Supplied entries.
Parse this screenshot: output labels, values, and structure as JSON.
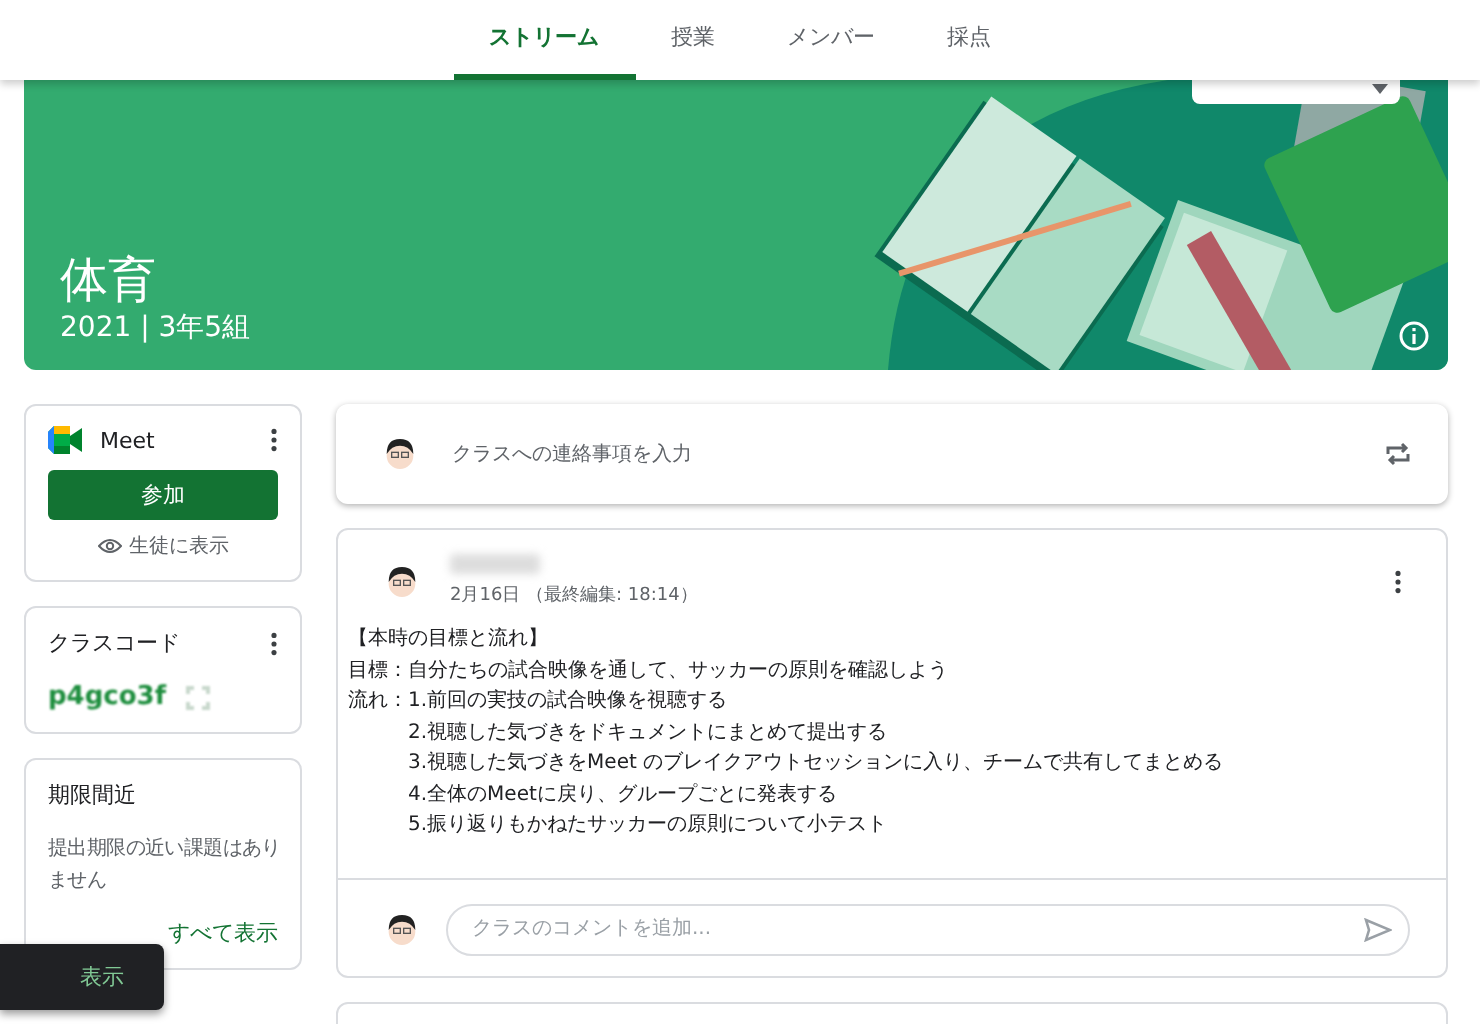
{
  "tabs": [
    {
      "label": "ストリーム",
      "selected": true
    },
    {
      "label": "授業",
      "selected": false
    },
    {
      "label": "メンバー",
      "selected": false
    },
    {
      "label": "採点",
      "selected": false
    }
  ],
  "banner": {
    "title": "体育",
    "subtitle": "2021 | 3年5組"
  },
  "meet": {
    "title": "Meet",
    "join_button": "参加",
    "visibility_link": "生徒に表示"
  },
  "class_code": {
    "title": "クラスコード",
    "code": "p4gco3f"
  },
  "upcoming": {
    "title": "期限間近",
    "message": "提出期限の近い課題はありません",
    "view_all": "すべて表示"
  },
  "announce": {
    "placeholder": "クラスへの連絡事項を入力"
  },
  "post": {
    "date": "2月16日 （最終編集: 18:14）",
    "lines": [
      {
        "kind": "plain",
        "text": "【本時の目標と流れ】"
      },
      {
        "kind": "plain",
        "text": "目標：自分たちの試合映像を通して、サッカーの原則を確認しよう"
      },
      {
        "kind": "labeled",
        "label": "流れ：",
        "text": "1.前回の実技の試合映像を視聴する"
      },
      {
        "kind": "indented",
        "text": "2.視聴した気づきをドキュメントにまとめて提出する"
      },
      {
        "kind": "indented",
        "text": "3.視聴した気づきをMeet のブレイクアウトセッションに入り、チームで共有してまとめる"
      },
      {
        "kind": "indented",
        "text": "4.全体のMeetに戻り、グループごとに発表する"
      },
      {
        "kind": "indented",
        "text": "5.振り返りもかねたサッカーの原則について小テスト"
      }
    ],
    "comment_placeholder": "クラスのコメントを追加..."
  },
  "snackbar": {
    "action": "表示"
  }
}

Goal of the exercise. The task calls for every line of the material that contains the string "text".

Completed exercise.
        "text": "【本時の目標と流れ】"
        "text": "目標：自分たちの試合映像を通して、サッカーの原則を確認しよう"
        "text": "1.前回の実技の試合映像を視聴する"
        "text": "2.視聴した気づきをドキュメントにまとめて提出する"
        "text": "3.視聴した気づきをMeet のブレイクアウトセッションに入り、チームで共有してまとめる"
        "text": "4.全体のMeetに戻り、グループごとに発表する"
        "text": "5.振り返りもかねたサッカーの原則について小テスト"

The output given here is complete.